# [Prompt]
Exact copies of all entries are needed. Pictures are to be left out.

# [Dataset content]
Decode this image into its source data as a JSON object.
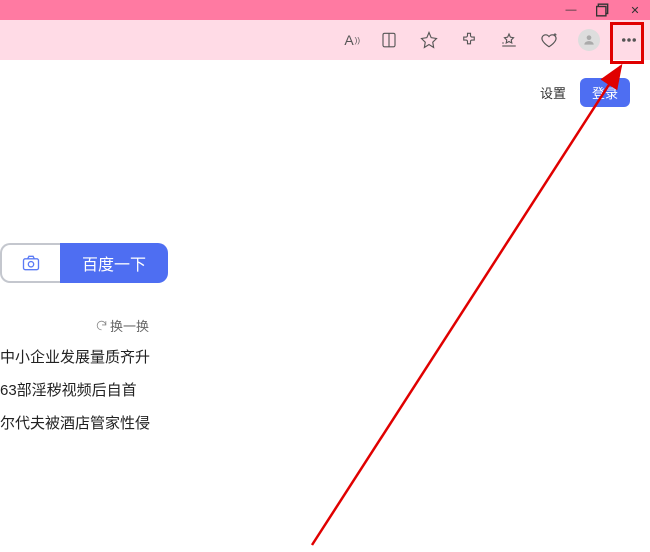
{
  "window": {
    "minimize": "—",
    "maximize": "▢",
    "close": "✕"
  },
  "toolbar": {
    "font_label": "A",
    "font_sup": "))"
  },
  "page": {
    "settings": "设置",
    "login": "登录"
  },
  "search": {
    "button": "百度一下"
  },
  "refresh": "换一换",
  "news": [
    "中小企业发展量质齐升",
    "63部淫秽视频后自首",
    "尔代夫被酒店管家性侵"
  ],
  "colors": {
    "accent": "#4e6ef2",
    "annotation": "#e00000",
    "titlebar": "#ff7aa2",
    "addressbar": "#ffdbe6"
  }
}
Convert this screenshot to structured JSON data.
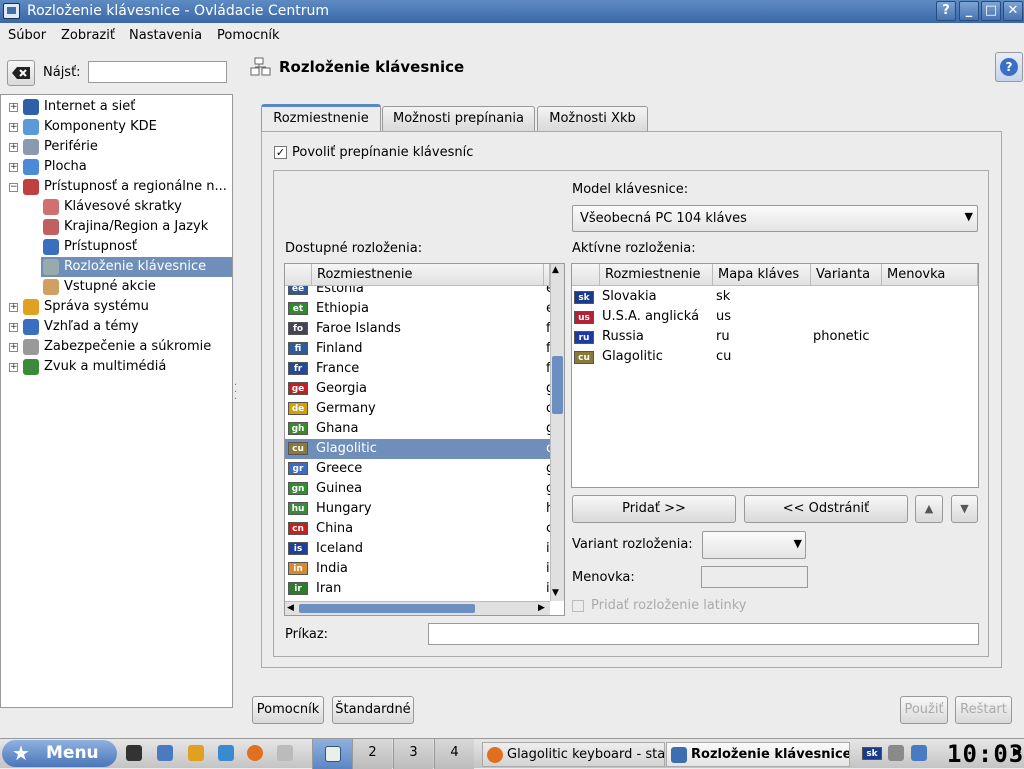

# [Task response]
Decode this image into its source data as a JSON object.
{
  "window": {
    "minimize": "—",
    "maximize": "▢",
    "close": "✕"
  },
  "toolbar": {
    "font_label": "A",
    "font_sup": "))"
  },
  "page": {
    "settings": "设置",
    "login": "登录"
  },
  "search": {
    "button": "百度一下"
  },
  "refresh": "换一换",
  "news": [
    "中小企业发展量质齐升",
    "63部淫秽视频后自首",
    "尔代夫被酒店管家性侵"
  ],
  "colors": {
    "accent": "#4e6ef2",
    "annotation": "#e00000",
    "titlebar": "#ff7aa2",
    "addressbar": "#ffdbe6"
  }
}
Convert this screenshot to structured JSON data.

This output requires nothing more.